(Stored entries)
○ ○ ○ ○ ○
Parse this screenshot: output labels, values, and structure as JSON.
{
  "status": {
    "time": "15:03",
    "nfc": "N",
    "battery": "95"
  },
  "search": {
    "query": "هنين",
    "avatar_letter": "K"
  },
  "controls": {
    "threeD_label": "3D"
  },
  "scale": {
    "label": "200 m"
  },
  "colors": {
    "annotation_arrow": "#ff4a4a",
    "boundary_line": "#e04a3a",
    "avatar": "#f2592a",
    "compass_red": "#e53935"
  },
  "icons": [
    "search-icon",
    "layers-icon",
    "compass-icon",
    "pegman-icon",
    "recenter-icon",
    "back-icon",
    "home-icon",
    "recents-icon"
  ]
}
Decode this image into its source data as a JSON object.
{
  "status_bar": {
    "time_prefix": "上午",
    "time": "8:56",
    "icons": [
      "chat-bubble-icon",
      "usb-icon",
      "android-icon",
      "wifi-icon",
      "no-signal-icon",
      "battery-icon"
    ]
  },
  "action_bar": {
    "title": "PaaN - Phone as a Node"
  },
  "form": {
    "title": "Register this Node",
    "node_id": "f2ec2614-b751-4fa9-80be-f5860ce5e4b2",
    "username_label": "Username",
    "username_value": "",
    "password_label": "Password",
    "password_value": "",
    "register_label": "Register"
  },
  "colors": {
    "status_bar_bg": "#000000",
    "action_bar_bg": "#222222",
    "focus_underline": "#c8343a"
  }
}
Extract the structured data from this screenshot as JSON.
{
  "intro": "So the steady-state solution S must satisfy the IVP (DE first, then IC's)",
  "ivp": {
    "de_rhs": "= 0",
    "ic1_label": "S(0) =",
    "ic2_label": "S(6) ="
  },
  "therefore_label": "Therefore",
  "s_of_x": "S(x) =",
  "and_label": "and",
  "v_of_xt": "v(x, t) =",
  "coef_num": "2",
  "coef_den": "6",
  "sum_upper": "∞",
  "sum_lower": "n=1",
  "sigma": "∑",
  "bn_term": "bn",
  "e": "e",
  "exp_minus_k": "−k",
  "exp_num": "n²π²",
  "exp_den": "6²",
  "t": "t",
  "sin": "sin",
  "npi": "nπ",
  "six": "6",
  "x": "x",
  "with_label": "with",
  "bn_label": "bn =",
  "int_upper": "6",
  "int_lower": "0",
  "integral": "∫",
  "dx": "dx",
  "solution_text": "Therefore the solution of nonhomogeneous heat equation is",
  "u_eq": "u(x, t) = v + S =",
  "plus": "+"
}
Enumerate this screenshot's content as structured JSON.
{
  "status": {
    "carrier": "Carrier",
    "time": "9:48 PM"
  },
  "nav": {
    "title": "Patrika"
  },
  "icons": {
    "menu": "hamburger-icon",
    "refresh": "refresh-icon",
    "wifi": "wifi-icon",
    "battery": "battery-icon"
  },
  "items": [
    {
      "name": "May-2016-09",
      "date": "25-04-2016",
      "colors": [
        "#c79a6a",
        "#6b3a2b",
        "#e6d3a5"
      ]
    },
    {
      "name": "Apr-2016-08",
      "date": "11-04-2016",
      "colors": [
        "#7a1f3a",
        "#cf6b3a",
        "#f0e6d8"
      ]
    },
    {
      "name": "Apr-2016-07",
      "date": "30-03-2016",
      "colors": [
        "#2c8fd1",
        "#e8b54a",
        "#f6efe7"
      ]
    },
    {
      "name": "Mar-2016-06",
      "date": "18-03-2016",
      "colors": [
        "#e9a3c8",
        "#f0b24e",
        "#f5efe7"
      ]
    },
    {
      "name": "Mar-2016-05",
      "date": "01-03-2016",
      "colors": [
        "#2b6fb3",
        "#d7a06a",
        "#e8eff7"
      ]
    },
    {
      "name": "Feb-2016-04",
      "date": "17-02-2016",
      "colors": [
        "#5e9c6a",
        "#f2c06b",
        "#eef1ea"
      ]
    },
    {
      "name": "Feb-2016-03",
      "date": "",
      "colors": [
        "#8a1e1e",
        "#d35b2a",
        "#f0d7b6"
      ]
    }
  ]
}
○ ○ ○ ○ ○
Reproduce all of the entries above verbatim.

Parse this screenshot: output labels, values, and structure as JSON.
{
  "status": {
    "time": "15:03",
    "nfc": "N",
    "battery": "95"
  },
  "search": {
    "query": "هنين",
    "avatar_letter": "K"
  },
  "controls": {
    "threeD_label": "3D"
  },
  "scale": {
    "label": "200 m"
  },
  "colors": {
    "annotation_arrow": "#ff4a4a",
    "boundary_line": "#e04a3a",
    "avatar": "#f2592a",
    "compass_red": "#e53935"
  },
  "icons": [
    "search-icon",
    "layers-icon",
    "compass-icon",
    "pegman-icon",
    "recenter-icon",
    "back-icon",
    "home-icon",
    "recents-icon"
  ]
}
Decode this image into its source data as a JSON object.
{
  "status_bar": {
    "time_prefix": "上午",
    "time": "8:56",
    "icons": [
      "chat-bubble-icon",
      "usb-icon",
      "android-icon",
      "wifi-icon",
      "no-signal-icon",
      "battery-icon"
    ]
  },
  "action_bar": {
    "title": "PaaN - Phone as a Node"
  },
  "form": {
    "title": "Register this Node",
    "node_id": "f2ec2614-b751-4fa9-80be-f5860ce5e4b2",
    "username_label": "Username",
    "username_value": "",
    "password_label": "Password",
    "password_value": "",
    "register_label": "Register"
  },
  "colors": {
    "status_bar_bg": "#000000",
    "action_bar_bg": "#222222",
    "focus_underline": "#c8343a"
  }
}
Extract the structured data from this screenshot as JSON.
{
  "intro": "So the steady-state solution S must satisfy the IVP (DE first, then IC's)",
  "ivp": {
    "de_rhs": "= 0",
    "ic1_label": "S(0) =",
    "ic2_label": "S(6) ="
  },
  "therefore_label": "Therefore",
  "s_of_x": "S(x) =",
  "and_label": "and",
  "v_of_xt": "v(x, t) =",
  "coef_num": "2",
  "coef_den": "6",
  "sum_upper": "∞",
  "sum_lower": "n=1",
  "sigma": "∑",
  "bn_term": "bn",
  "e": "e",
  "exp_minus_k": "−k",
  "exp_num": "n²π²",
  "exp_den": "6²",
  "t": "t",
  "sin": "sin",
  "npi": "nπ",
  "six": "6",
  "x": "x",
  "with_label": "with",
  "bn_label": "bn =",
  "int_upper": "6",
  "int_lower": "0",
  "integral": "∫",
  "dx": "dx",
  "solution_text": "Therefore the solution of nonhomogeneous heat equation is",
  "u_eq": "u(x, t) = v + S =",
  "plus": "+"
}
Enumerate this screenshot's content as structured JSON.
{
  "status": {
    "carrier": "Carrier",
    "time": "9:48 PM"
  },
  "nav": {
    "title": "Patrika"
  },
  "icons": {
    "menu": "hamburger-icon",
    "refresh": "refresh-icon",
    "wifi": "wifi-icon",
    "battery": "battery-icon"
  },
  "items": [
    {
      "name": "May-2016-09",
      "date": "25-04-2016",
      "colors": [
        "#c79a6a",
        "#6b3a2b",
        "#e6d3a5"
      ]
    },
    {
      "name": "Apr-2016-08",
      "date": "11-04-2016",
      "colors": [
        "#7a1f3a",
        "#cf6b3a",
        "#f0e6d8"
      ]
    },
    {
      "name": "Apr-2016-07",
      "date": "30-03-2016",
      "colors": [
        "#2c8fd1",
        "#e8b54a",
        "#f6efe7"
      ]
    },
    {
      "name": "Mar-2016-06",
      "date": "18-03-2016",
      "colors": [
        "#e9a3c8",
        "#f0b24e",
        "#f5efe7"
      ]
    },
    {
      "name": "Mar-2016-05",
      "date": "01-03-2016",
      "colors": [
        "#2b6fb3",
        "#d7a06a",
        "#e8eff7"
      ]
    },
    {
      "name": "Feb-2016-04",
      "date": "17-02-2016",
      "colors": [
        "#5e9c6a",
        "#f2c06b",
        "#eef1ea"
      ]
    },
    {
      "name": "Feb-2016-03",
      "date": "",
      "colors": [
        "#8a1e1e",
        "#d35b2a",
        "#f0d7b6"
      ]
    }
  ]
}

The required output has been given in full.